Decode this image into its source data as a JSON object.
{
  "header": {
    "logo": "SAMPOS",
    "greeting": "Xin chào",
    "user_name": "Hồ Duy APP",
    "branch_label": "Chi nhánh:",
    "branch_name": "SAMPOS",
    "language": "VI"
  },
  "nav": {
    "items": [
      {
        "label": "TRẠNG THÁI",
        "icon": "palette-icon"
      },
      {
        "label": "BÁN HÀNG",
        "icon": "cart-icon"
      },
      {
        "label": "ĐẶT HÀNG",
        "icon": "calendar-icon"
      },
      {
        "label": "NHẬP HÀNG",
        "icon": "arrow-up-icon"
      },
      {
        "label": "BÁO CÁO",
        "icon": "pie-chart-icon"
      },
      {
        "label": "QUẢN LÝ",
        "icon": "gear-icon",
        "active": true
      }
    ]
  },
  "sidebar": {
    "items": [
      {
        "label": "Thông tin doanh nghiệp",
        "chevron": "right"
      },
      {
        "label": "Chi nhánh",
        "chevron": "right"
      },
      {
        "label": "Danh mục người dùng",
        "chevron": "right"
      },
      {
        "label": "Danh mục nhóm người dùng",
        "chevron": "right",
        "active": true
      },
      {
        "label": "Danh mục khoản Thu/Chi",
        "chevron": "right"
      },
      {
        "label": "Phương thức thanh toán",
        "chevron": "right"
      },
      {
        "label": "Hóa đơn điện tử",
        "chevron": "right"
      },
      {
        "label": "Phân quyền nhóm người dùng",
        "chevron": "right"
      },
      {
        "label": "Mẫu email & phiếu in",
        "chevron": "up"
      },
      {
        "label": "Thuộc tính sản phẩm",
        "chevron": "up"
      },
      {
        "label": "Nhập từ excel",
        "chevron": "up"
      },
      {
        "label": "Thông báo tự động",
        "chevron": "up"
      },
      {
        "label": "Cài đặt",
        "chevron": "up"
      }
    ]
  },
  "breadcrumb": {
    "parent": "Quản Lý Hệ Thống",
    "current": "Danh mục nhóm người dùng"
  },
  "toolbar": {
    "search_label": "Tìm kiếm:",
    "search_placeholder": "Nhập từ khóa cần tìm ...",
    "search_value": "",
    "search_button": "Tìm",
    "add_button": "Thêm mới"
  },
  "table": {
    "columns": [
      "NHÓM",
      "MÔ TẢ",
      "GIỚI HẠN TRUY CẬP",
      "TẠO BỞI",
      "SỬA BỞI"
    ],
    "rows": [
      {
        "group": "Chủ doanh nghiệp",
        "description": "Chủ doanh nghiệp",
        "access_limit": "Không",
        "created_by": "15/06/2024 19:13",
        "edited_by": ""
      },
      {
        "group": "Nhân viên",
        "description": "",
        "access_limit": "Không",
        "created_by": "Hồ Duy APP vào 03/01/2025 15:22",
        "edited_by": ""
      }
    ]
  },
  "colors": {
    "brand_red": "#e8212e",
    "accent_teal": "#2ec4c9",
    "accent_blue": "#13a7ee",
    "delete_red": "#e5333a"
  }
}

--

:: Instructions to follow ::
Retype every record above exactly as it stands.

:: Response area ::
Decode this image into its source data as a JSON object.
{
  "header": {
    "logo": "SAMPOS",
    "greeting": "Xin chào",
    "user_name": "Hồ Duy APP",
    "branch_label": "Chi nhánh:",
    "branch_name": "SAMPOS",
    "language": "VI"
  },
  "nav": {
    "items": [
      {
        "label": "TRẠNG THÁI",
        "icon": "palette-icon"
      },
      {
        "label": "BÁN HÀNG",
        "icon": "cart-icon"
      },
      {
        "label": "ĐẶT HÀNG",
        "icon": "calendar-icon"
      },
      {
        "label": "NHẬP HÀNG",
        "icon": "arrow-up-icon"
      },
      {
        "label": "BÁO CÁO",
        "icon": "pie-chart-icon"
      },
      {
        "label": "QUẢN LÝ",
        "icon": "gear-icon",
        "active": true
      }
    ]
  },
  "sidebar": {
    "items": [
      {
        "label": "Thông tin doanh nghiệp",
        "chevron": "right"
      },
      {
        "label": "Chi nhánh",
        "chevron": "right"
      },
      {
        "label": "Danh mục người dùng",
        "chevron": "right"
      },
      {
        "label": "Danh mục nhóm người dùng",
        "chevron": "right",
        "active": true
      },
      {
        "label": "Danh mục khoản Thu/Chi",
        "chevron": "right"
      },
      {
        "label": "Phương thức thanh toán",
        "chevron": "right"
      },
      {
        "label": "Hóa đơn điện tử",
        "chevron": "right"
      },
      {
        "label": "Phân quyền nhóm người dùng",
        "chevron": "right"
      },
      {
        "label": "Mẫu email & phiếu in",
        "chevron": "up"
      },
      {
        "label": "Thuộc tính sản phẩm",
        "chevron": "up"
      },
      {
        "label": "Nhập từ excel",
        "chevron": "up"
      },
      {
        "label": "Thông báo tự động",
        "chevron": "up"
      },
      {
        "label": "Cài đặt",
        "chevron": "up"
      }
    ]
  },
  "breadcrumb": {
    "parent": "Quản Lý Hệ Thống",
    "current": "Danh mục nhóm người dùng"
  },
  "toolbar": {
    "search_label": "Tìm kiếm:",
    "search_placeholder": "Nhập từ khóa cần tìm ...",
    "search_value": "",
    "search_button": "Tìm",
    "add_button": "Thêm mới"
  },
  "table": {
    "columns": [
      "NHÓM",
      "MÔ TẢ",
      "GIỚI HẠN TRUY CẬP",
      "TẠO BỞI",
      "SỬA BỞI"
    ],
    "rows": [
      {
        "group": "Chủ doanh nghiệp",
        "description": "Chủ doanh nghiệp",
        "access_limit": "Không",
        "created_by": "15/06/2024 19:13",
        "edited_by": ""
      },
      {
        "group": "Nhân viên",
        "description": "",
        "access_limit": "Không",
        "created_by": "Hồ Duy APP vào 03/01/2025 15:22",
        "edited_by": ""
      }
    ]
  },
  "colors": {
    "brand_red": "#e8212e",
    "accent_teal": "#2ec4c9",
    "accent_blue": "#13a7ee",
    "delete_red": "#e5333a"
  }
}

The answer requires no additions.